* Data supplied
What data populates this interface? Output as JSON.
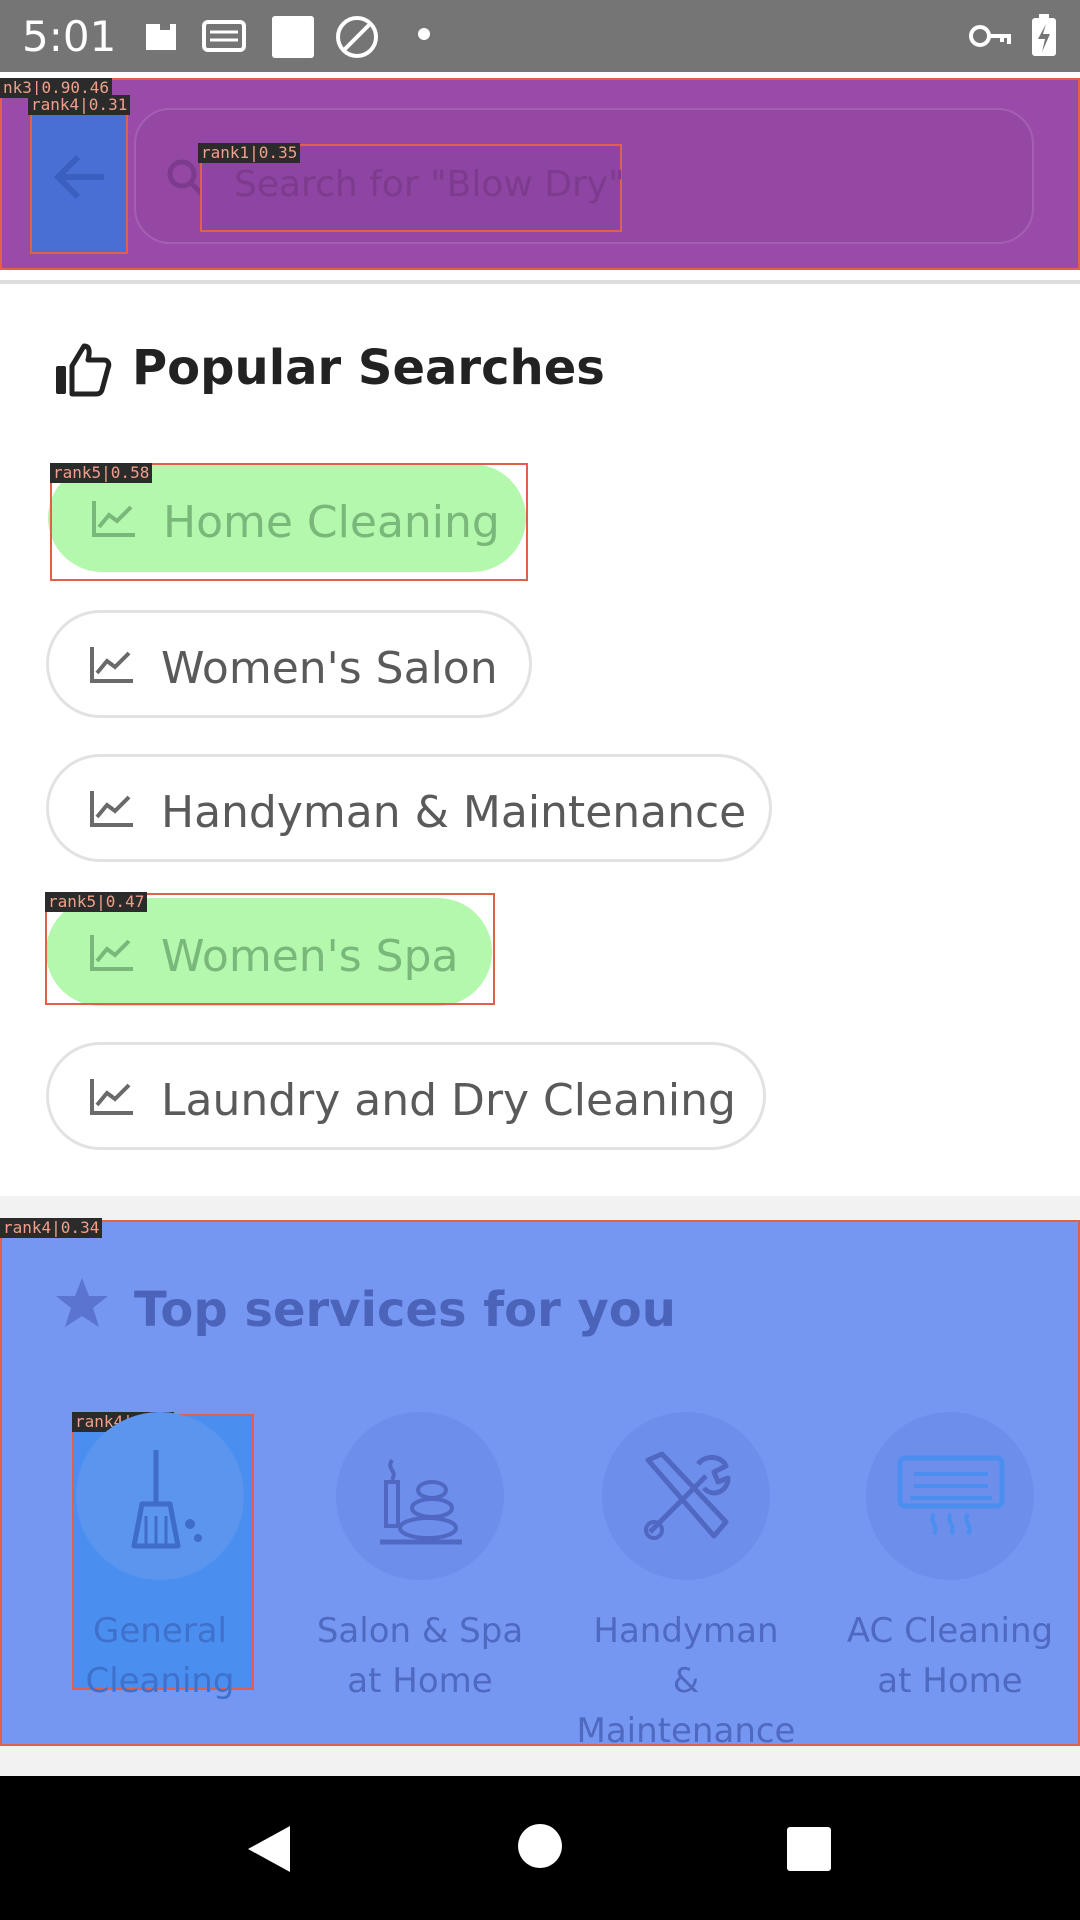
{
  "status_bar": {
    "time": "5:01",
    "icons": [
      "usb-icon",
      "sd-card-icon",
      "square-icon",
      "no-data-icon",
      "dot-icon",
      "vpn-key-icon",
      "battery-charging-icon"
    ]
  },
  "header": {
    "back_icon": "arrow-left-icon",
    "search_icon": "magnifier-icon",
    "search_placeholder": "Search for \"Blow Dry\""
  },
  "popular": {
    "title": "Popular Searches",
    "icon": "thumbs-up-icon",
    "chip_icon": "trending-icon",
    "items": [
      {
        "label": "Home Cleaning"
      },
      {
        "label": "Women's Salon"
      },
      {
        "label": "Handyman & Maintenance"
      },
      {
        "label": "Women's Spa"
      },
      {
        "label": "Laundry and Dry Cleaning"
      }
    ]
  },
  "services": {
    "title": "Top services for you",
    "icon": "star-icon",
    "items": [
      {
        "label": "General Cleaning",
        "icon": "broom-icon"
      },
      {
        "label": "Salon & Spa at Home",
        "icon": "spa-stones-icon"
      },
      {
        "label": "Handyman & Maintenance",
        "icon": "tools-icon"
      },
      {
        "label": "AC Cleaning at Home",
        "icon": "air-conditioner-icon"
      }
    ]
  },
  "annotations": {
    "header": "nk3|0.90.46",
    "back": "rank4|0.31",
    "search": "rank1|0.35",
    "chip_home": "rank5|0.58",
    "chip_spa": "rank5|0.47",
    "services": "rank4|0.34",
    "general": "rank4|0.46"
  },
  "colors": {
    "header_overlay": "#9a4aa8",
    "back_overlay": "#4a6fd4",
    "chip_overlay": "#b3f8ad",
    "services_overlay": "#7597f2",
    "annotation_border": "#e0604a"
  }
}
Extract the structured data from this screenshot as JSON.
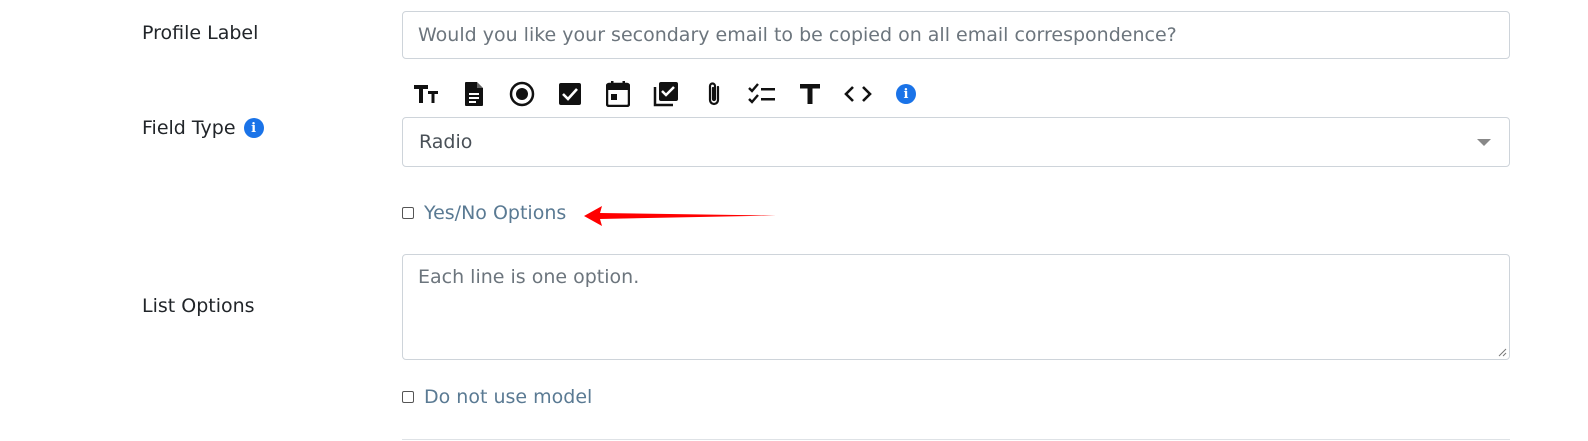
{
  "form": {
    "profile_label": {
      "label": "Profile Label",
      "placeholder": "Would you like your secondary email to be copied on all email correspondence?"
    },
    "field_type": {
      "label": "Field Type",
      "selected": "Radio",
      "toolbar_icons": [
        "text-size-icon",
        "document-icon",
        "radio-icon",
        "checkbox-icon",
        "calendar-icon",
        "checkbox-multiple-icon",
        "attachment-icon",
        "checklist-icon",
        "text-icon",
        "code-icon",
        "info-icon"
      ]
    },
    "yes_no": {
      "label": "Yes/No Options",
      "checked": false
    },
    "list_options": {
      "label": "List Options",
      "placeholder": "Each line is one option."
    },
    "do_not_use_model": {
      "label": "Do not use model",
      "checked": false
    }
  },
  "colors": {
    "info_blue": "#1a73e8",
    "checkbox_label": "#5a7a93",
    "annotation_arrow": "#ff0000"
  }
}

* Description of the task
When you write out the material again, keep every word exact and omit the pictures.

* The completed task
What data populates this interface? Output as JSON.
{
  "status_bar": {
    "time": "5:01",
    "icons": [
      "usb-icon",
      "sd-card-icon",
      "square-icon",
      "no-data-icon",
      "dot-icon",
      "vpn-key-icon",
      "battery-charging-icon"
    ]
  },
  "header": {
    "back_icon": "arrow-left-icon",
    "search_icon": "magnifier-icon",
    "search_placeholder": "Search for \"Blow Dry\""
  },
  "popular": {
    "title": "Popular Searches",
    "icon": "thumbs-up-icon",
    "chip_icon": "trending-icon",
    "items": [
      {
        "label": "Home Cleaning"
      },
      {
        "label": "Women's Salon"
      },
      {
        "label": "Handyman & Maintenance"
      },
      {
        "label": "Women's Spa"
      },
      {
        "label": "Laundry and Dry Cleaning"
      }
    ]
  },
  "services": {
    "title": "Top services for you",
    "icon": "star-icon",
    "items": [
      {
        "label": "General Cleaning",
        "icon": "broom-icon"
      },
      {
        "label": "Salon & Spa at Home",
        "icon": "spa-stones-icon"
      },
      {
        "label": "Handyman & Maintenance",
        "icon": "tools-icon"
      },
      {
        "label": "AC Cleaning at Home",
        "icon": "air-conditioner-icon"
      }
    ]
  },
  "annotations": {
    "header": "nk3|0.90.46",
    "back": "rank4|0.31",
    "search": "rank1|0.35",
    "chip_home": "rank5|0.58",
    "chip_spa": "rank5|0.47",
    "services": "rank4|0.34",
    "general": "rank4|0.46"
  },
  "colors": {
    "header_overlay": "#9a4aa8",
    "back_overlay": "#4a6fd4",
    "chip_overlay": "#b3f8ad",
    "services_overlay": "#7597f2",
    "annotation_border": "#e0604a"
  }
}
Extract the structured data from this screenshot as JSON.
{
  "form": {
    "profile_label": {
      "label": "Profile Label",
      "placeholder": "Would you like your secondary email to be copied on all email correspondence?"
    },
    "field_type": {
      "label": "Field Type",
      "selected": "Radio",
      "toolbar_icons": [
        "text-size-icon",
        "document-icon",
        "radio-icon",
        "checkbox-icon",
        "calendar-icon",
        "checkbox-multiple-icon",
        "attachment-icon",
        "checklist-icon",
        "text-icon",
        "code-icon",
        "info-icon"
      ]
    },
    "yes_no": {
      "label": "Yes/No Options",
      "checked": false
    },
    "list_options": {
      "label": "List Options",
      "placeholder": "Each line is one option."
    },
    "do_not_use_model": {
      "label": "Do not use model",
      "checked": false
    }
  },
  "colors": {
    "info_blue": "#1a73e8",
    "checkbox_label": "#5a7a93",
    "annotation_arrow": "#ff0000"
  }
}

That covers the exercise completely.